--- Records provided ---

-=-=-=-=-

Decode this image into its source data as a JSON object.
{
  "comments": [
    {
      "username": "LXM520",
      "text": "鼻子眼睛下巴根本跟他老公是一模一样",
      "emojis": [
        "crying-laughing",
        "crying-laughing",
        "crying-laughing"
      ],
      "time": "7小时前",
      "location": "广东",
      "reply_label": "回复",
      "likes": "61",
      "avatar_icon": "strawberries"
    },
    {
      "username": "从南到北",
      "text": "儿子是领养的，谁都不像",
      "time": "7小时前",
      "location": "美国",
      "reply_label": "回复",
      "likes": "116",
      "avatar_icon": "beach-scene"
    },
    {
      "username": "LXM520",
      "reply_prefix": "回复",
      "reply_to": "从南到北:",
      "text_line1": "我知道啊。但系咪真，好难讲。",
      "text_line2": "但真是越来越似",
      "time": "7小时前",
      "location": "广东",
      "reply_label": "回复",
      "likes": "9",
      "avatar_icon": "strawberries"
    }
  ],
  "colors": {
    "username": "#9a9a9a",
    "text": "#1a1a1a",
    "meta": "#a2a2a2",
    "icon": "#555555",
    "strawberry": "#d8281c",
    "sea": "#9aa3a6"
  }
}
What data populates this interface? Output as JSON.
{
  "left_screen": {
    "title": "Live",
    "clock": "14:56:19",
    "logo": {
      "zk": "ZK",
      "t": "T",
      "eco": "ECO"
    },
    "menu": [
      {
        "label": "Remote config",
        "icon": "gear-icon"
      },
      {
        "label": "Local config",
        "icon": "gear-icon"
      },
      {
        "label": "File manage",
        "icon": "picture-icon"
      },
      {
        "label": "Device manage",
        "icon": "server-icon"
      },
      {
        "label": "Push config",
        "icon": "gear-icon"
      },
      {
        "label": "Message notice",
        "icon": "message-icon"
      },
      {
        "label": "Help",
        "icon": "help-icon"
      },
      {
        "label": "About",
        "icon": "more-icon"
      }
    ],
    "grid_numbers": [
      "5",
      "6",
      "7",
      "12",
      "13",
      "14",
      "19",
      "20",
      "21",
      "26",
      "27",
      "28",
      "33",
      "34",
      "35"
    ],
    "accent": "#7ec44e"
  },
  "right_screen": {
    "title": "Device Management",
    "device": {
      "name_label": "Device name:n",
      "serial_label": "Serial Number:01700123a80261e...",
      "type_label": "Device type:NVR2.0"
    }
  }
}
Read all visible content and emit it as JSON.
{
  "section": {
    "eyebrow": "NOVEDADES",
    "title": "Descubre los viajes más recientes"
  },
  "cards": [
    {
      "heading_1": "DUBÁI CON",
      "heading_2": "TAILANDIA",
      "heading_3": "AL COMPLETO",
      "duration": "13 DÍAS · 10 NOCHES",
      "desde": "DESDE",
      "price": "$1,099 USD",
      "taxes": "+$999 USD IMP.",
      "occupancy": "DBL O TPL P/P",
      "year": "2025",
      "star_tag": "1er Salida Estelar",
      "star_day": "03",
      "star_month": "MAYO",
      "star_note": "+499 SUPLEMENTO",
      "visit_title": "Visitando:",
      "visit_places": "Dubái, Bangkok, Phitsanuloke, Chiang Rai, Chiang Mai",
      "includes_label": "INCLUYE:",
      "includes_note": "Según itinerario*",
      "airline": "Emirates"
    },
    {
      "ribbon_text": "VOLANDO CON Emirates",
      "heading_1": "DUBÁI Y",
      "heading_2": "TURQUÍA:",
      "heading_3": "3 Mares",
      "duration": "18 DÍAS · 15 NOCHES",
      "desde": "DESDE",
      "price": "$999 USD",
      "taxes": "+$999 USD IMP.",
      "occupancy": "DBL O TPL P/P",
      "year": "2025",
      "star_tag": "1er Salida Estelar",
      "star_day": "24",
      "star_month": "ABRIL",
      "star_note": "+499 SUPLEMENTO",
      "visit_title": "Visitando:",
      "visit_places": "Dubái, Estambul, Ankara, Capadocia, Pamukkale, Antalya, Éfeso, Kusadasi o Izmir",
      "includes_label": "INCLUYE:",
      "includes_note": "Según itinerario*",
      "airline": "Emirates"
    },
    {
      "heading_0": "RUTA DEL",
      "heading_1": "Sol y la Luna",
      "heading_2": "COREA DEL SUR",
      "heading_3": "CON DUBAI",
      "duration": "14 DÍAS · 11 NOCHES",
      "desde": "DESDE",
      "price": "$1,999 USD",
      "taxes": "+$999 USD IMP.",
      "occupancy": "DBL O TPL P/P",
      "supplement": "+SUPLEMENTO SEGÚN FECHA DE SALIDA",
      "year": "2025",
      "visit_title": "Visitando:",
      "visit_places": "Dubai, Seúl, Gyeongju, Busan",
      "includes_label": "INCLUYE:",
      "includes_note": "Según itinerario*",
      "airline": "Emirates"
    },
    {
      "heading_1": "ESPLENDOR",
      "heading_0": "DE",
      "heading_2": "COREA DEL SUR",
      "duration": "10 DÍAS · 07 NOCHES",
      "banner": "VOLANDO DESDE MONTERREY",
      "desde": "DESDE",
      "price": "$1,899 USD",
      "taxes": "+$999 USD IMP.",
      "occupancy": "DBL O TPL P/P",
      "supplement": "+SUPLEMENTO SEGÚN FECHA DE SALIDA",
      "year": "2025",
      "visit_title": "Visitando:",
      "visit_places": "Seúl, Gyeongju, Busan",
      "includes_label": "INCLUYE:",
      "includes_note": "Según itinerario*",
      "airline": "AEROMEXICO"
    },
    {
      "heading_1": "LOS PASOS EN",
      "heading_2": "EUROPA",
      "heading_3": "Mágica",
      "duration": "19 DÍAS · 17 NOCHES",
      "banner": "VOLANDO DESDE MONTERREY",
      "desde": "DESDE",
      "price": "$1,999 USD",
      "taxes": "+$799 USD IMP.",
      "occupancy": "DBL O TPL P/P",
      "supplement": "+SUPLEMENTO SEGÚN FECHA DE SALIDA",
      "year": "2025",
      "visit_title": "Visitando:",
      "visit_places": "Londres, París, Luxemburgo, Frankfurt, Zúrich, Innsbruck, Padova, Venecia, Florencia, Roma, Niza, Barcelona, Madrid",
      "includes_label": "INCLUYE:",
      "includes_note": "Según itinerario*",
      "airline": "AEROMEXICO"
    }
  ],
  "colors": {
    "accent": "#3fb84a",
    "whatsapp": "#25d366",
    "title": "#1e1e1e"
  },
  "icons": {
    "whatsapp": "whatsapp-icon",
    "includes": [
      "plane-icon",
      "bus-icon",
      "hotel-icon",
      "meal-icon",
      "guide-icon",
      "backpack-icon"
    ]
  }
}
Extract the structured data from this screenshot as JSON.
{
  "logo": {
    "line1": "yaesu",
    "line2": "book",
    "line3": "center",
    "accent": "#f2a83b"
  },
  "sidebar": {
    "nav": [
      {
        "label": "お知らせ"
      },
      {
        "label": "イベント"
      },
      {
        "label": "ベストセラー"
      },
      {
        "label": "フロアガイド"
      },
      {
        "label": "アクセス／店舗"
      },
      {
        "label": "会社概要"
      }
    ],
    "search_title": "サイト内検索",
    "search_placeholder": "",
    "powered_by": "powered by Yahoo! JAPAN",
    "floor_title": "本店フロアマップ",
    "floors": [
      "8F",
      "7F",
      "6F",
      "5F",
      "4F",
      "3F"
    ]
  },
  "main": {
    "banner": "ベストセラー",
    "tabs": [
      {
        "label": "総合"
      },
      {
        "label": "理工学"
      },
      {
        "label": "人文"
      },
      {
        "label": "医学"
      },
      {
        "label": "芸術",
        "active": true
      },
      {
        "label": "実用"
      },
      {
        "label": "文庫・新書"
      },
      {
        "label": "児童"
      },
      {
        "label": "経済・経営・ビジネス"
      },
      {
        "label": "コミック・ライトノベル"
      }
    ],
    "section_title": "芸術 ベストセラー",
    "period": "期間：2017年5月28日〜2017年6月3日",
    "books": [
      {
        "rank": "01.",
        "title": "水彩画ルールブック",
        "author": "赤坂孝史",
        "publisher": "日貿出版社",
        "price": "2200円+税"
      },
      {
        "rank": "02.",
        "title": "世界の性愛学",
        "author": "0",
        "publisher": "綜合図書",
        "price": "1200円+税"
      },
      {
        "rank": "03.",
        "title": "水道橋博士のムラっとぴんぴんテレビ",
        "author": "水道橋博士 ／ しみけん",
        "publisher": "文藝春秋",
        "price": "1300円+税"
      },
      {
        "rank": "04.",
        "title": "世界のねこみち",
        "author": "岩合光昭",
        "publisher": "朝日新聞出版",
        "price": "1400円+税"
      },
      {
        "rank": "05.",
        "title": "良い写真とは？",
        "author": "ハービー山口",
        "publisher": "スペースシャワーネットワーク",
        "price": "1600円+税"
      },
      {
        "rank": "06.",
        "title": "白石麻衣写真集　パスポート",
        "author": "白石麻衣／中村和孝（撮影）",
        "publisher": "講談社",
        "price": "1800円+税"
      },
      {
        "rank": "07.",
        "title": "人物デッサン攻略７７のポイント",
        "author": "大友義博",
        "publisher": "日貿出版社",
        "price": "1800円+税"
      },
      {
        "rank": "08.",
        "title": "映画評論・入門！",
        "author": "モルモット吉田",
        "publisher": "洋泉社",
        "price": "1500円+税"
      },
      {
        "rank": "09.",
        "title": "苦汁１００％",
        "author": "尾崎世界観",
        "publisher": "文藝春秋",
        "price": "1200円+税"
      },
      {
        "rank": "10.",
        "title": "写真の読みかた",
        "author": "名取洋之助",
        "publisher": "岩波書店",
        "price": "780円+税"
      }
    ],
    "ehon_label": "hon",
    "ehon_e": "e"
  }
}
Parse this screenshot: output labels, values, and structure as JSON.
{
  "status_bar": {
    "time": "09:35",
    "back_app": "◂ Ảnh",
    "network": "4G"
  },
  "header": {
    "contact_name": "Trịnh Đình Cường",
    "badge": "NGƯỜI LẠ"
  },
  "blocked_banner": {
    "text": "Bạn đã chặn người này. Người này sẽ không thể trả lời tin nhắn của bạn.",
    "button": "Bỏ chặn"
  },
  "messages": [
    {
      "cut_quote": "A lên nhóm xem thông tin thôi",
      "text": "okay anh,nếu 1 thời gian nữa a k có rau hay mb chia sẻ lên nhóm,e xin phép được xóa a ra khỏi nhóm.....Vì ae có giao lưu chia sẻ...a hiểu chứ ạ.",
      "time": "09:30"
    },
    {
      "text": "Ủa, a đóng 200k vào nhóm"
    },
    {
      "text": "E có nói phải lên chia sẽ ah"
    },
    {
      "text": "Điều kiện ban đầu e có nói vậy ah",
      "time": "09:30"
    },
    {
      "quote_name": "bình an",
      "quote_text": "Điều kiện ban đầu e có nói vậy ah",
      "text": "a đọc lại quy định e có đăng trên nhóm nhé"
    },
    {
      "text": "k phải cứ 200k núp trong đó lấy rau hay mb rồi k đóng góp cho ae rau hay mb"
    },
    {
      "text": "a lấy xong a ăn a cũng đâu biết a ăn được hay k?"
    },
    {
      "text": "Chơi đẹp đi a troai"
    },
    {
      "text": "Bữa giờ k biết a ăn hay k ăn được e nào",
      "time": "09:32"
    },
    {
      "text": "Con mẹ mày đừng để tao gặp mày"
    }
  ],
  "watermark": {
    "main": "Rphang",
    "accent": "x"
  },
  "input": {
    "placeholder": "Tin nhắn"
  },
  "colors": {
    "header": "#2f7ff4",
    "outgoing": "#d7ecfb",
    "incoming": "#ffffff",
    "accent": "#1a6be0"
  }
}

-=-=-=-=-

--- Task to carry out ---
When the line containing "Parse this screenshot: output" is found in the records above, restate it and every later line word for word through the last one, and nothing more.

--- Answer to the exercise ---
Parse this screenshot: output labels, values, and structure as JSON.
{
  "status_bar": {
    "time": "09:35",
    "back_app": "◂ Ảnh",
    "network": "4G"
  },
  "header": {
    "contact_name": "Trịnh Đình Cường",
    "badge": "NGƯỜI LẠ"
  },
  "blocked_banner": {
    "text": "Bạn đã chặn người này. Người này sẽ không thể trả lời tin nhắn của bạn.",
    "button": "Bỏ chặn"
  },
  "messages": [
    {
      "cut_quote": "A lên nhóm xem thông tin thôi",
      "text": "okay anh,nếu 1 thời gian nữa a k có rau hay mb chia sẻ lên nhóm,e xin phép được xóa a ra khỏi nhóm.....Vì ae có giao lưu chia sẻ...a hiểu chứ ạ.",
      "time": "09:30"
    },
    {
      "text": "Ủa, a đóng 200k vào nhóm"
    },
    {
      "text": "E có nói phải lên chia sẽ ah"
    },
    {
      "text": "Điều kiện ban đầu e có nói vậy ah",
      "time": "09:30"
    },
    {
      "quote_name": "bình an",
      "quote_text": "Điều kiện ban đầu e có nói vậy ah",
      "text": "a đọc lại quy định e có đăng trên nhóm nhé"
    },
    {
      "text": "k phải cứ 200k núp trong đó lấy rau hay mb rồi k đóng góp cho ae rau hay mb"
    },
    {
      "text": "a lấy xong a ăn a cũng đâu biết a ăn được hay k?"
    },
    {
      "text": "Chơi đẹp đi a troai"
    },
    {
      "text": "Bữa giờ k biết a ăn hay k ăn được e nào",
      "time": "09:32"
    },
    {
      "text": "Con mẹ mày đừng để tao gặp mày"
    }
  ],
  "watermark": {
    "main": "Rphang",
    "accent": "x"
  },
  "input": {
    "placeholder": "Tin nhắn"
  },
  "colors": {
    "header": "#2f7ff4",
    "outgoing": "#d7ecfb",
    "incoming": "#ffffff",
    "accent": "#1a6be0"
  }
}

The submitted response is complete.